ACTIVITY: Scan the records for the string "https". State how many lines contain it and add nothing.

Dataset rows for apps and sites:
--- START ---
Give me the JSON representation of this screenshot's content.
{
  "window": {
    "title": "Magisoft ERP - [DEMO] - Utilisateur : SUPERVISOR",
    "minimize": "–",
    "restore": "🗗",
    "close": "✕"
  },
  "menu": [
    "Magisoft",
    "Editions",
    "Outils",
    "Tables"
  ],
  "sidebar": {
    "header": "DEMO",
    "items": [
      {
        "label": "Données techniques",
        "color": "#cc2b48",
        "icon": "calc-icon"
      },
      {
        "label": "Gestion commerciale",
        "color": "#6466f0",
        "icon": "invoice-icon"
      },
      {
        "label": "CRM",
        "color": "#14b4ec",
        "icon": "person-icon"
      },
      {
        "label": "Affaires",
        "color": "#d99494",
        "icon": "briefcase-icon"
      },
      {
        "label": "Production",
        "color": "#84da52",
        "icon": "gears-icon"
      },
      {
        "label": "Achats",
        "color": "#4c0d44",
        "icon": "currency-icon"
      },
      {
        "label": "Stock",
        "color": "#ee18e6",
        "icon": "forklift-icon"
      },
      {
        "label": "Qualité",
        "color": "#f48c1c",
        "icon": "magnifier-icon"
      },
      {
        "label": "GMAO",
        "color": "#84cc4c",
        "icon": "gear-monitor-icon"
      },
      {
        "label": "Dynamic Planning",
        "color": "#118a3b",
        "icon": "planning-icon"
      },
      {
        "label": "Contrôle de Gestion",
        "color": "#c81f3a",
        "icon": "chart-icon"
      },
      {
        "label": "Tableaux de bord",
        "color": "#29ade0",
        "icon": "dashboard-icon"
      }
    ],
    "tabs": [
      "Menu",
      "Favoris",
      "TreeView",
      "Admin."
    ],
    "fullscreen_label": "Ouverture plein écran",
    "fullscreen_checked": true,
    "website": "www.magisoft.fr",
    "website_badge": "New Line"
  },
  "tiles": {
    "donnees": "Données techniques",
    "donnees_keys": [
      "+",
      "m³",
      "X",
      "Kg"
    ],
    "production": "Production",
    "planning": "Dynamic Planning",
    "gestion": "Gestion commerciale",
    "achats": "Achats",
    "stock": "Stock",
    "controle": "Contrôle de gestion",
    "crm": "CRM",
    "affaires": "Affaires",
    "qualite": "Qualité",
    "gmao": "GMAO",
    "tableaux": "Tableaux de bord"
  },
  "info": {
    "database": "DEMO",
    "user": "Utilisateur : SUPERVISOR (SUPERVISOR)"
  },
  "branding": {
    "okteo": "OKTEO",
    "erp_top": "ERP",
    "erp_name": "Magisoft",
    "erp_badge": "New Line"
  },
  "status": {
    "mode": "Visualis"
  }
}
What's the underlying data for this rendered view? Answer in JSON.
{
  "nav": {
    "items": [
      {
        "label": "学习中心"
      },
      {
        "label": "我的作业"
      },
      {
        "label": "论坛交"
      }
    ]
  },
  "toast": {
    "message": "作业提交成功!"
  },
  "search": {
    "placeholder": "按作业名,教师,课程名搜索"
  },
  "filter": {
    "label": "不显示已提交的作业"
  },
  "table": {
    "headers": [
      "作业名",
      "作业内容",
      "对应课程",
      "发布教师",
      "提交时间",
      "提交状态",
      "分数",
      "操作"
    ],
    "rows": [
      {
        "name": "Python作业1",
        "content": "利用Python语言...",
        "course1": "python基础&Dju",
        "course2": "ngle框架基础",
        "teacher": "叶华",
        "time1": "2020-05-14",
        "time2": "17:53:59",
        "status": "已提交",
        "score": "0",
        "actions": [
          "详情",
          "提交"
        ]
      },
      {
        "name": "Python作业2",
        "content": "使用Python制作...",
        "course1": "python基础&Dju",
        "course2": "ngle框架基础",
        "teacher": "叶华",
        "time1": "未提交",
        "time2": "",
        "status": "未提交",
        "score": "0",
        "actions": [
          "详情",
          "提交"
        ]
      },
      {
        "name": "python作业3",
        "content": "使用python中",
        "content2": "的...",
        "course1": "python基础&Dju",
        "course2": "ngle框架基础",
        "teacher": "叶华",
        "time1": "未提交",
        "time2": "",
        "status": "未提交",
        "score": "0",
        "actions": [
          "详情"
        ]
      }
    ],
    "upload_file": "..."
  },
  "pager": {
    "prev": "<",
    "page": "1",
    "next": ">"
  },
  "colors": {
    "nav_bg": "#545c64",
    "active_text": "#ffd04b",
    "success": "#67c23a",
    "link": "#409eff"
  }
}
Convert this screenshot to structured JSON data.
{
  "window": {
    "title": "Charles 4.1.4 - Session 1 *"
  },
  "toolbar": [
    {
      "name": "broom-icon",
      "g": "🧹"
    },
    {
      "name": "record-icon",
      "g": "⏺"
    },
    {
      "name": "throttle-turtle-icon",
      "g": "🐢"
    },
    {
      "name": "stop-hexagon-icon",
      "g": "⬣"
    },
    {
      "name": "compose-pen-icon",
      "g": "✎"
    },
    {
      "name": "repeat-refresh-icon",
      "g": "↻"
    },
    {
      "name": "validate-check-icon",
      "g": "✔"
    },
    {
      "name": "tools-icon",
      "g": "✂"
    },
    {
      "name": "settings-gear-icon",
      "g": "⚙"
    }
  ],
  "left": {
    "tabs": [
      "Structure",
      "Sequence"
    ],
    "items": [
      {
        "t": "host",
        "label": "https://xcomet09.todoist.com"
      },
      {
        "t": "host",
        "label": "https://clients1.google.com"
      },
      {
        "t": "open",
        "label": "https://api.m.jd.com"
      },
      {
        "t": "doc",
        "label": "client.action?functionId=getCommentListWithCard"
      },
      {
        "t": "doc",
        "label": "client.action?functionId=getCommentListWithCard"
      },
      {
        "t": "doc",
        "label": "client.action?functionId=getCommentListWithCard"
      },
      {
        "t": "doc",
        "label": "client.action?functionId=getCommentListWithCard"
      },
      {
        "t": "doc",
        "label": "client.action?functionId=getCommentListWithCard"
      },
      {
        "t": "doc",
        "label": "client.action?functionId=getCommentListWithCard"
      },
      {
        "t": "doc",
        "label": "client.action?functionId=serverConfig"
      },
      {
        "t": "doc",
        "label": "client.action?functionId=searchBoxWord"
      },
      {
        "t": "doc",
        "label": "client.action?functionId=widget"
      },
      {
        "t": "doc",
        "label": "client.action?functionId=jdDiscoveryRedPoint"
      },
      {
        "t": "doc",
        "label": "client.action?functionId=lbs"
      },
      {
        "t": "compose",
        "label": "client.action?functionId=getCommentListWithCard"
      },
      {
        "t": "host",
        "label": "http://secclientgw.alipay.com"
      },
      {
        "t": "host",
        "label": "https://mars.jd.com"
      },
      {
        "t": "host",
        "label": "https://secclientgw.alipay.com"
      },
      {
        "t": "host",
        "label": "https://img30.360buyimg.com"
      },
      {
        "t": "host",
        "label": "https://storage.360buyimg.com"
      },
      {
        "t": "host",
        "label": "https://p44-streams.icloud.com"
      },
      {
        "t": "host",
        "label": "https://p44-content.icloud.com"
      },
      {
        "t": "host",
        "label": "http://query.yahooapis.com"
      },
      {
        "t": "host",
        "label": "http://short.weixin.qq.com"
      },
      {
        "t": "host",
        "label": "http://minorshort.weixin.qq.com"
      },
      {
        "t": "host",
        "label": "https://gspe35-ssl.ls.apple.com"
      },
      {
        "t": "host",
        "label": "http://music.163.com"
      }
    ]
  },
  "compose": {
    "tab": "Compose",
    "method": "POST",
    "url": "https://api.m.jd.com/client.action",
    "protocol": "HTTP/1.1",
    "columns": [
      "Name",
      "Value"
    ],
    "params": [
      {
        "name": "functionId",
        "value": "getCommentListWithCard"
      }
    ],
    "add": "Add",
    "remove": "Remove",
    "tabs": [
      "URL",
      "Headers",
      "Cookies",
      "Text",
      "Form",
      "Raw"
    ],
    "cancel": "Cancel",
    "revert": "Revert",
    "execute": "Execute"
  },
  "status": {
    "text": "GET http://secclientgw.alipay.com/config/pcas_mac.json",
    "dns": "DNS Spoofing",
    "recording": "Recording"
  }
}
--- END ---
EXPECTED ANSWER: 11